We also find that discharge in cramdown courts stabilizes living arrangements and other circumstances of households. For example, households are overall less likely to move, but when moving, they are more likely to move to neighborhoods with higher average income levels.

Figure 1: Home Foreclosures in Cramdown and Non-cramdown Courts. This figure plots the estimates of the impact of Chapter 13 bankruptcy protection on home foreclosures in cramdown and non-cramdown courts. The dashed lines are 95 percent confidence intervals from standard errors clustered at the office-by-judge level.

We find beneficial effects of discharge in cramdown courts across different demographic groups. However, the benefits are substantially more pronounced for female filers. For example, three-year foreclosures decline by 36 percentage points for female filers and by only 25 percentage points for male filers. These economically-large differences may occur because female filers may have a stronger preference to remain in their homes or because judges may require a higher threshold to qualify for Chapter 13 debt discharge for female filers.

We also provide a partial-equilibrium back-of-the-envelope calculation of how many foreclosures could have been avoided if the United States had allowed mortgage cramdown during the 2008-13 period. Our estimates indicate that more than 500,000 foreclosures could have been avoided with mortgage cramdown. This estimate supports the hypothesis that cramdown would have been an effective policy for reducing foreclosures.

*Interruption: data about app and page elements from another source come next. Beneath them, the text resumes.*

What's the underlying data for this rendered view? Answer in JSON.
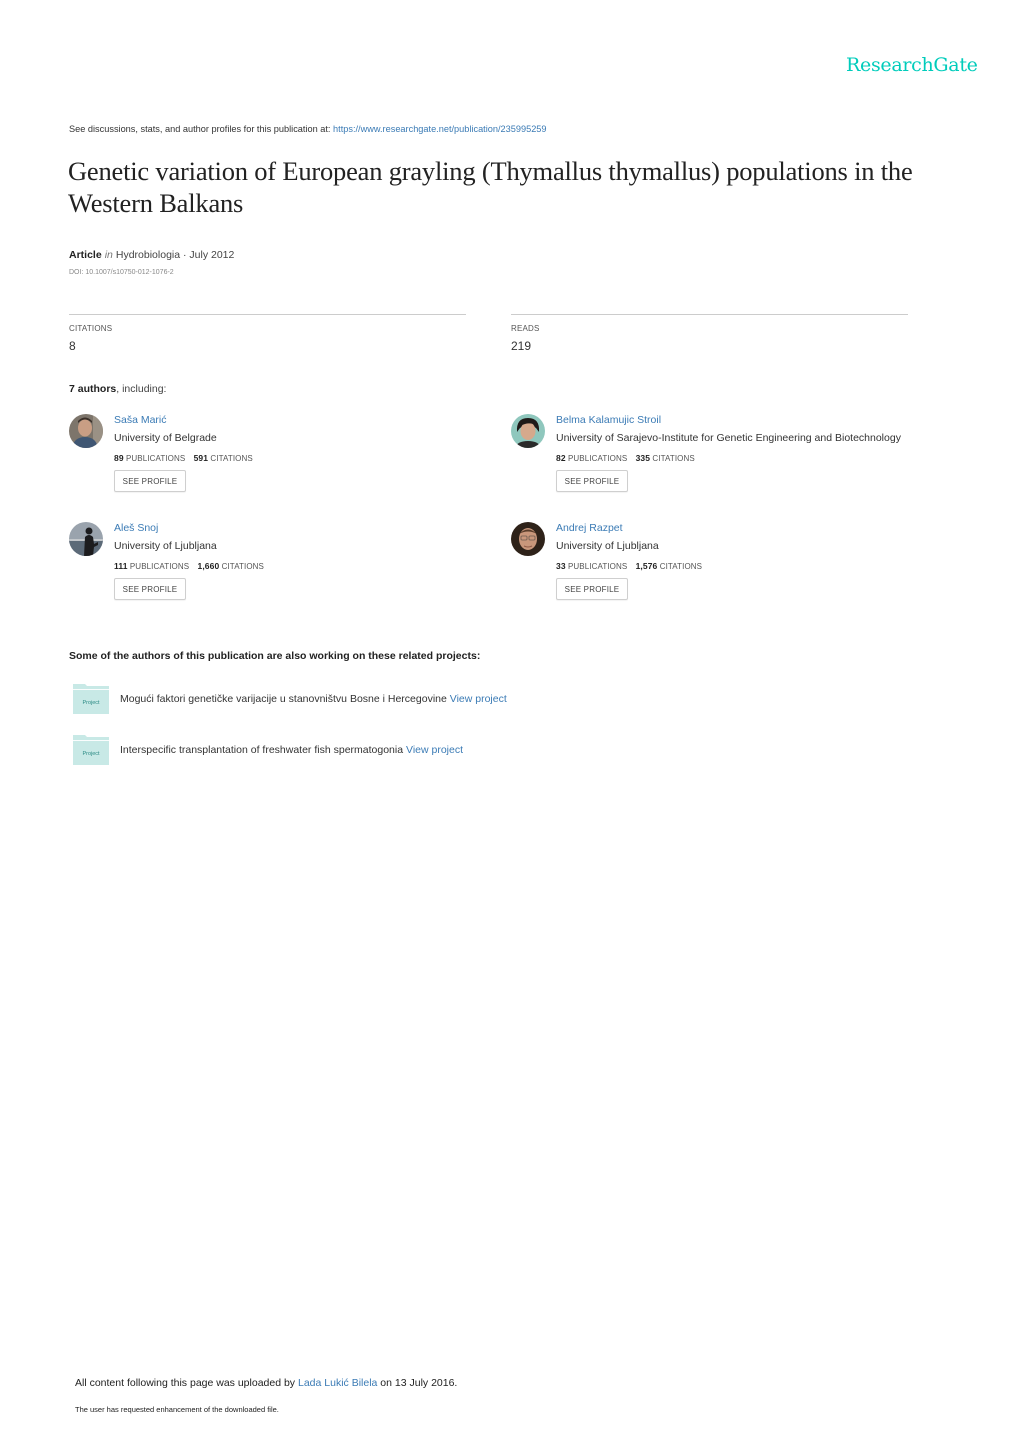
{
  "brand": {
    "logo_text": "ResearchGate",
    "accent_color": "#00ccbb",
    "link_color": "#3b7bb5"
  },
  "header": {
    "see_text": "See discussions, stats, and author profiles for this publication at: ",
    "url": "https://www.researchgate.net/publication/235995259"
  },
  "publication": {
    "title": "Genetic variation of European grayling (Thymallus thymallus) populations in the Western Balkans",
    "type": "Article",
    "in_word": "in",
    "journal_date": "Hydrobiologia · July 2012",
    "doi": "DOI: 10.1007/s10750-012-1076-2"
  },
  "stats": {
    "citations_label": "CITATIONS",
    "citations_value": "8",
    "reads_label": "READS",
    "reads_value": "219"
  },
  "authors_section": {
    "count_text": "7 authors",
    "suffix": ", including:",
    "see_profile_label": "SEE PROFILE",
    "publications_label": "PUBLICATIONS",
    "citations_label": "CITATIONS",
    "authors": [
      {
        "name": "Saša Marić",
        "institution": "University of Belgrade",
        "publications": "89",
        "citations": "591"
      },
      {
        "name": "Belma Kalamujic Stroil",
        "institution": "University of Sarajevo-Institute for Genetic Engineering and Biotechnology",
        "publications": "82",
        "citations": "335"
      },
      {
        "name": "Aleš Snoj",
        "institution": "University of Ljubljana",
        "publications": "111",
        "citations": "1,660"
      },
      {
        "name": "Andrej Razpet",
        "institution": "University of Ljubljana",
        "publications": "33",
        "citations": "1,576"
      }
    ]
  },
  "projects_section": {
    "heading": "Some of the authors of this publication are also working on these related projects:",
    "icon_label": "Project",
    "view_label": "View project",
    "projects": [
      {
        "title": "Mogući faktori genetičke varijacije u stanovništvu Bosne i Hercegovine"
      },
      {
        "title": "Interspecific transplantation of freshwater fish spermatogonia"
      }
    ]
  },
  "footer": {
    "uploaded_prefix": "All content following this page was uploaded by ",
    "uploader": "Lada Lukić Bilela",
    "uploaded_suffix": " on 13 July 2016.",
    "note": "The user has requested enhancement of the downloaded file."
  }
}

This paper comes to us from professors Jacelly Cespedes at the University of Minnesota, Carlos Parra at the Pontificia Universidad Catolica de Chile, and Clemens Sialm at the University of Texas at Austin and the NBER. It is based on their recent paper, “The Effect of Principal Reduction on Household Distress: Evidence from Mortgage Cramdown,” available here.